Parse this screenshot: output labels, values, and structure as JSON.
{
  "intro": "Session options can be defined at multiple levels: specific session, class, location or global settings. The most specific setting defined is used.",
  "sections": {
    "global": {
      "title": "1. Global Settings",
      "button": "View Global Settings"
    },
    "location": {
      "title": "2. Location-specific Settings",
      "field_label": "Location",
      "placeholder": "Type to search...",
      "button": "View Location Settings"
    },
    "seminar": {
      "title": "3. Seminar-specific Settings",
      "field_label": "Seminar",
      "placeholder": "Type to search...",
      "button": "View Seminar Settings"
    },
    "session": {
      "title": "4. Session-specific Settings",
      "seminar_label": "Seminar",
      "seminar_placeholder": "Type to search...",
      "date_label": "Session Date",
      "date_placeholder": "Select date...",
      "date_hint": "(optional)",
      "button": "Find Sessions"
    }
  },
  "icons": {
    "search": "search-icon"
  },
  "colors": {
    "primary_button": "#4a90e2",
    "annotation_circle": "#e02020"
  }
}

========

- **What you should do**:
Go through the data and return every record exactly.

- **Exercise output**:
Parse this screenshot: output labels, values, and structure as JSON.
{
  "intro": "Session options can be defined at multiple levels: specific session, class, location or global settings. The most specific setting defined is used.",
  "sections": {
    "global": {
      "title": "1. Global Settings",
      "button": "View Global Settings"
    },
    "location": {
      "title": "2. Location-specific Settings",
      "field_label": "Location",
      "placeholder": "Type to search...",
      "button": "View Location Settings"
    },
    "seminar": {
      "title": "3. Seminar-specific Settings",
      "field_label": "Seminar",
      "placeholder": "Type to search...",
      "button": "View Seminar Settings"
    },
    "session": {
      "title": "4. Session-specific Settings",
      "seminar_label": "Seminar",
      "seminar_placeholder": "Type to search...",
      "date_label": "Session Date",
      "date_placeholder": "Select date...",
      "date_hint": "(optional)",
      "button": "Find Sessions"
    }
  },
  "icons": {
    "search": "search-icon"
  },
  "colors": {
    "primary_button": "#4a90e2",
    "annotation_circle": "#e02020"
  }
}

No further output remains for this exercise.